The expected output is the exact lines from the one containing "Give me the" through the end of the data, inclusive, and nothing else.

| EXTRACTED ENTRIES |

__________________________________________________

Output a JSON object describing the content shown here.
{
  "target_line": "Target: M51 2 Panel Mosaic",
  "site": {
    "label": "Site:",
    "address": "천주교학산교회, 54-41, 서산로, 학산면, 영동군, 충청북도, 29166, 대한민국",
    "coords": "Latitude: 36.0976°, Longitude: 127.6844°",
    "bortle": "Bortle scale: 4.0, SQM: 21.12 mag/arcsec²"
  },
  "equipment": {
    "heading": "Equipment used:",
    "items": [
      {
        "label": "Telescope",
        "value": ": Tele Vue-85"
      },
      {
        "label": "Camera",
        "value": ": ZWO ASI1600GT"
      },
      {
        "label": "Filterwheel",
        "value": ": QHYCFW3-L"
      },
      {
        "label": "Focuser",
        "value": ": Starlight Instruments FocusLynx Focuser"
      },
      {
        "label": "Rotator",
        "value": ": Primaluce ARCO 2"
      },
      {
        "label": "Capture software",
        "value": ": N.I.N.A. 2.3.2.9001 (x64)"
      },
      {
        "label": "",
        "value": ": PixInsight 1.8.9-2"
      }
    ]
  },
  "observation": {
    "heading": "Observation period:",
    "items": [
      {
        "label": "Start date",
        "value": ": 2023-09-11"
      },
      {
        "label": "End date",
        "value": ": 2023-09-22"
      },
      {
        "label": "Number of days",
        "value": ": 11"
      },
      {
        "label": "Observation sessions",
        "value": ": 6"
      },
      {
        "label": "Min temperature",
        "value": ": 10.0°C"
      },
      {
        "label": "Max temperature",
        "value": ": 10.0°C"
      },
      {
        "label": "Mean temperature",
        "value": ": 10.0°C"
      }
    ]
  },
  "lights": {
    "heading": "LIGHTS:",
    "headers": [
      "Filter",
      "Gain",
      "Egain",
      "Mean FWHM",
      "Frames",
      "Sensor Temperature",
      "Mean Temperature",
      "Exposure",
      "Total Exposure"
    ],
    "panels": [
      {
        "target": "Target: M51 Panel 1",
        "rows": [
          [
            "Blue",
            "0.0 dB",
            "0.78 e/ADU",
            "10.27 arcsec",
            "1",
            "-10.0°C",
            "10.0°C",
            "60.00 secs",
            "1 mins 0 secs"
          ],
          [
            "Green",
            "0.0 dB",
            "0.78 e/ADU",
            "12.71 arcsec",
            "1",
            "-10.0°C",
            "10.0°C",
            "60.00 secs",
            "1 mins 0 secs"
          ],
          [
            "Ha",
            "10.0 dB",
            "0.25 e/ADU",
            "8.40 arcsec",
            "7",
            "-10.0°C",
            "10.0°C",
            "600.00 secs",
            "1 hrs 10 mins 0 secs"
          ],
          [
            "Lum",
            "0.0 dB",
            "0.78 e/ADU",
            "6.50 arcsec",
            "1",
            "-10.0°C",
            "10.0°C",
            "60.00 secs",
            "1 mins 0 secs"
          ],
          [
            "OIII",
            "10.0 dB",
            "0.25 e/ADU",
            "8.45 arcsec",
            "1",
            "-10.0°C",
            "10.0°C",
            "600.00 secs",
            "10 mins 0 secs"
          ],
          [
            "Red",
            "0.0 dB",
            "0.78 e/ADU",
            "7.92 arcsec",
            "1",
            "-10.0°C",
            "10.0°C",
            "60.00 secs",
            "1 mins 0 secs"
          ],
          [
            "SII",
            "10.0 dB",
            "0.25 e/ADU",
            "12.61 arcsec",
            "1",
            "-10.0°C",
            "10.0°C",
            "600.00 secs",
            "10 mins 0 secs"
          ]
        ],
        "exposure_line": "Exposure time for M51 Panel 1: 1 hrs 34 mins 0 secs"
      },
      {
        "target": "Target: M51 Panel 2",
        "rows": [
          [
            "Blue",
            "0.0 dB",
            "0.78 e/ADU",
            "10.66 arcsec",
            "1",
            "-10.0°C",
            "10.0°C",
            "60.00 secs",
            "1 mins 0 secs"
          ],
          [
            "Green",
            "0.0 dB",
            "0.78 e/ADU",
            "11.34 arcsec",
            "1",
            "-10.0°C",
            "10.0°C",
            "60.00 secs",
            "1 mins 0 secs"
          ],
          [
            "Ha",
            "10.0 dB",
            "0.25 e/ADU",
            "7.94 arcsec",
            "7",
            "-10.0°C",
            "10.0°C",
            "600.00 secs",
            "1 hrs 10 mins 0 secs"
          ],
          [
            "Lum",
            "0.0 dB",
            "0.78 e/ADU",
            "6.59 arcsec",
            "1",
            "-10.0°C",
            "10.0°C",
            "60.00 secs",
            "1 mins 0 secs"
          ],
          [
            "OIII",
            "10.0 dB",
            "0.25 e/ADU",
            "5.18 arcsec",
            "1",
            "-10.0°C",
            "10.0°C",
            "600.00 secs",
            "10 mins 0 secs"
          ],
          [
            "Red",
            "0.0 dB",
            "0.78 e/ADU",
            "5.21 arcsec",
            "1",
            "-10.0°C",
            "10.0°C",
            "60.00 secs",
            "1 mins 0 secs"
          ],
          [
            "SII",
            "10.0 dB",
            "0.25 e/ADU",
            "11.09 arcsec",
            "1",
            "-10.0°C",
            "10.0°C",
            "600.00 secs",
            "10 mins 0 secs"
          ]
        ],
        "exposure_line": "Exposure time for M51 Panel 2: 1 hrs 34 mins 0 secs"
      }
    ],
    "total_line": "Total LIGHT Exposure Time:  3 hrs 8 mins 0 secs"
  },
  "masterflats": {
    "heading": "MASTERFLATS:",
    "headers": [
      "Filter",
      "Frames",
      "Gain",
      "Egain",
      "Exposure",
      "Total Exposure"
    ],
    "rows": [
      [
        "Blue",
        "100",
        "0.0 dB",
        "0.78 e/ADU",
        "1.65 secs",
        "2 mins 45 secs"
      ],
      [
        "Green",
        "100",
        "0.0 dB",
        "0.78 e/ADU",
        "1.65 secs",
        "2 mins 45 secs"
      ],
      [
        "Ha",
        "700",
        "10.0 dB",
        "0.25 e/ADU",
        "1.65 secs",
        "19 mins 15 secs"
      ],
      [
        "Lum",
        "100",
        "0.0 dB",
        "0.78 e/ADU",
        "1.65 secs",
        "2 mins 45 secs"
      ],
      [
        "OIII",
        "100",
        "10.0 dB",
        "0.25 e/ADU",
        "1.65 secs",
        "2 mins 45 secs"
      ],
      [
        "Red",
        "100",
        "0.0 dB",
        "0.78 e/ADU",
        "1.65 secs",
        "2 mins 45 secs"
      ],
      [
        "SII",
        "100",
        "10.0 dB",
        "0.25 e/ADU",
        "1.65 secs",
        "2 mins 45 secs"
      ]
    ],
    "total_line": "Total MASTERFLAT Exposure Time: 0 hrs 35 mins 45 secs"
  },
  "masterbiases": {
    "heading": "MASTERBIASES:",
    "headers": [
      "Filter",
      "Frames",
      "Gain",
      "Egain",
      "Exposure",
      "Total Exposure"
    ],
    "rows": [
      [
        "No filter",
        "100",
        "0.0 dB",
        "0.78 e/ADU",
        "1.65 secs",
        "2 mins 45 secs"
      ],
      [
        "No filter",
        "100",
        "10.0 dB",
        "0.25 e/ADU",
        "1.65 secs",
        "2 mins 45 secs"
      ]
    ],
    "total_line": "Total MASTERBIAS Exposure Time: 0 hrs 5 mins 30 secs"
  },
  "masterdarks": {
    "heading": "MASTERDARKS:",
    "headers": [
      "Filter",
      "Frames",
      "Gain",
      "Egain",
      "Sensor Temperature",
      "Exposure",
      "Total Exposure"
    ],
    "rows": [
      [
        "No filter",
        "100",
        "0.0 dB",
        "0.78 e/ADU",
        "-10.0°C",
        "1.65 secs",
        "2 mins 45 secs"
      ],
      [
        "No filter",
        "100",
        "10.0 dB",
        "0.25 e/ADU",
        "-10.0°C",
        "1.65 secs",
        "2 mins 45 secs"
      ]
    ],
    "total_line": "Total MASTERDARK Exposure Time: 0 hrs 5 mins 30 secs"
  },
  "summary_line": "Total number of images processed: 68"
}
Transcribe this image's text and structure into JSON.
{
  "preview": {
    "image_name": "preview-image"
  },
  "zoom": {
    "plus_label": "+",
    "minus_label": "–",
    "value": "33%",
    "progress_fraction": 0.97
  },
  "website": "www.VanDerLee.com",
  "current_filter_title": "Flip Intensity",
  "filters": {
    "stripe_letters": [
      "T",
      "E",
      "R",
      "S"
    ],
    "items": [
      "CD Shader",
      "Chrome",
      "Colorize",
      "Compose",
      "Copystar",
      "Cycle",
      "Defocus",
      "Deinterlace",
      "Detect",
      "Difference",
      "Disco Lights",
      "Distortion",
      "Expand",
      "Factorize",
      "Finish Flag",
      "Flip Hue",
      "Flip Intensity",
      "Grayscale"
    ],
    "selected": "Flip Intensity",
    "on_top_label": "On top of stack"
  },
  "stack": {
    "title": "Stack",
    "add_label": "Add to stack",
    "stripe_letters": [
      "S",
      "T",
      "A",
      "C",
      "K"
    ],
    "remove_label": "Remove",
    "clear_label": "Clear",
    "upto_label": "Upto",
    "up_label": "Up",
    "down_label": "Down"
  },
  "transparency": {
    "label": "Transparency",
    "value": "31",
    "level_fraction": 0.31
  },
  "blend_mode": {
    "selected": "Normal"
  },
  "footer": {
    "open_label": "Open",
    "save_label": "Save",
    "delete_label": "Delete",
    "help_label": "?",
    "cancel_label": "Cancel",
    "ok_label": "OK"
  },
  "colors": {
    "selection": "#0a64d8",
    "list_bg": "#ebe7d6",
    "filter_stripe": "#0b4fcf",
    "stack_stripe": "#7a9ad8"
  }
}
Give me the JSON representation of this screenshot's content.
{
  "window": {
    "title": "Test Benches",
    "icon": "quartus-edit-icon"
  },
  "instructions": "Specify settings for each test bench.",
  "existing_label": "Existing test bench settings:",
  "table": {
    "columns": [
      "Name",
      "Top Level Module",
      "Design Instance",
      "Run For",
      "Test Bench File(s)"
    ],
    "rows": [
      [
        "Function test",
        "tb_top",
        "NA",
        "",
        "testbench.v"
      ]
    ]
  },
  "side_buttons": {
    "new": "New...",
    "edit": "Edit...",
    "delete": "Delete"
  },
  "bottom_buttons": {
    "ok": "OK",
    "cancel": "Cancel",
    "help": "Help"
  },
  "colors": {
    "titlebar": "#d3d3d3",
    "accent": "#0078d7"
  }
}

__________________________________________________

| ANSWER TO THE EXERCISE |
Give me the JSON representation of this screenshot's content.
{
  "window": {
    "title": "Test Benches",
    "icon": "quartus-edit-icon"
  },
  "instructions": "Specify settings for each test bench.",
  "existing_label": "Existing test bench settings:",
  "table": {
    "columns": [
      "Name",
      "Top Level Module",
      "Design Instance",
      "Run For",
      "Test Bench File(s)"
    ],
    "rows": [
      [
        "Function test",
        "tb_top",
        "NA",
        "",
        "testbench.v"
      ]
    ]
  },
  "side_buttons": {
    "new": "New...",
    "edit": "Edit...",
    "delete": "Delete"
  },
  "bottom_buttons": {
    "ok": "OK",
    "cancel": "Cancel",
    "help": "Help"
  },
  "colors": {
    "titlebar": "#d3d3d3",
    "accent": "#0078d7"
  }
}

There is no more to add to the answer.